But it would be wrong to suggest that the switch online has all been negative. The flipside is that both teachers and students have learned new skills.
“The negative impact of online learning on the mental health of children or students is that children or students become passive in their learning because they do not interact directly with teachers,” said Antonius Remigius Abi, a lecturer at the Faculty of Education at Santo Thomas Catholic University in Medan.
“However, the positive impact has been that teachers or lecturers have been forced to upgrade their skills relating to the use of IT to teach as well as the science of teaching itself. Of course everyone has also had to learn how to be more patient.”
In Malaysia, where schools are expected to reopen – albeit at half capacity – on October 3, about 90 per cent of teachers have now been inoculated, according to Education Minister Radzi Jidin, and there is a sense among many that a corner has been turned.
Harinderjit Singh Sekhon, a secondary schoolteacher in Malaysia, was among those looking on the bright side.
“Early on into this lockdown, there were obvious dips in results even with the bright kids. [But while teaching’s been] very different, it’s not been impossible,” Harinder said.
There had even been some positives, such as increased freedom, though he missed personal interactions with the children.
“That is the ultimate experience of being a teacher and I can’t wait to go back,” he added.
Back in India, Jauhar, the headmistress in Noida, found that having parents floating around in the background watching her class helped to involve them in their children’s education.
“They also learnt from us. By watching us handle a class, they learnt how to handle, discipline, and get the best out of children.
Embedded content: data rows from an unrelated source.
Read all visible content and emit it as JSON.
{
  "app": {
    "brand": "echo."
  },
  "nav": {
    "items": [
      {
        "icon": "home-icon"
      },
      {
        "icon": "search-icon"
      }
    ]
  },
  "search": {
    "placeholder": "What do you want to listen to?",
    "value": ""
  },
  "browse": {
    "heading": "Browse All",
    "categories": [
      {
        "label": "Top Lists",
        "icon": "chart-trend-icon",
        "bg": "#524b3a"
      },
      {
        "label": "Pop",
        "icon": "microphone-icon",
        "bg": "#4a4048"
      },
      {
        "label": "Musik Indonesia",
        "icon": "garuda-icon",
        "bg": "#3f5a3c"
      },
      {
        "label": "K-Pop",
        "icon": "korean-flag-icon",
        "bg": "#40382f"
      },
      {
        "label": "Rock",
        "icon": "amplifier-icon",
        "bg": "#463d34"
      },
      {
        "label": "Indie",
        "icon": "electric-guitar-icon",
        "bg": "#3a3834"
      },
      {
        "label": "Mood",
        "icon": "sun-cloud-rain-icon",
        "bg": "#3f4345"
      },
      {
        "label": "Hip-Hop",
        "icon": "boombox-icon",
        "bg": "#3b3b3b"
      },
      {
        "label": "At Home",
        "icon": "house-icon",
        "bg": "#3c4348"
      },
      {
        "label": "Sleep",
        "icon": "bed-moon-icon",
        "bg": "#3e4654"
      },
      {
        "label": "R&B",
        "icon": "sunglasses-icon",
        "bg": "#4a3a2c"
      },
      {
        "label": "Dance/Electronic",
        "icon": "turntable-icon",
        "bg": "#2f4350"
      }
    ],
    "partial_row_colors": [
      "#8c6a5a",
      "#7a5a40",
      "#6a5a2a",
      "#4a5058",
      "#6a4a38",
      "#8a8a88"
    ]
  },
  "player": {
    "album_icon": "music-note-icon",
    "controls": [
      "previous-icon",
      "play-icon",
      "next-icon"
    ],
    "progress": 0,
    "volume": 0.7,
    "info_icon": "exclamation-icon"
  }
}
I hope this greater involvement continues and they remain supportive,” she said.
Then there are even those teachers who – whisper it – relished the challenge of experimenting and making online teaching fun.
“They had to learn how to keep their pupils engaged online and actually enjoyed becoming a student again to become a better teacher,” said Sangeeta Tenesse, principal of the Aster Public School in Greater Noida.
The whole online experience has given schools and teachers more options too.
For example, there used to be panic in New Delhi when schools had to be shut for several days because of disruptive political rallies or dangerously high levels of pollution.
Said Tenesse: “We always worried how we would make up the lost time but now no one is going to bat an eyelid. Simple. We will teach from home.”
Additional reporting by Xinghui Kok, Aisyah Llewellyn, Geela Garcia and Ushar Daniele
If you are having suicidal thoughts, or you know someone who is, help is available. For Hong Kong, dial +852 2896 0000 for The Samaritans or +852 2382 0000 for Suicide Prevention Services. In the US, call The National Suicide Prevention Lifeline on +1 800 273 8255. For a list of other nations’ helplines, see this page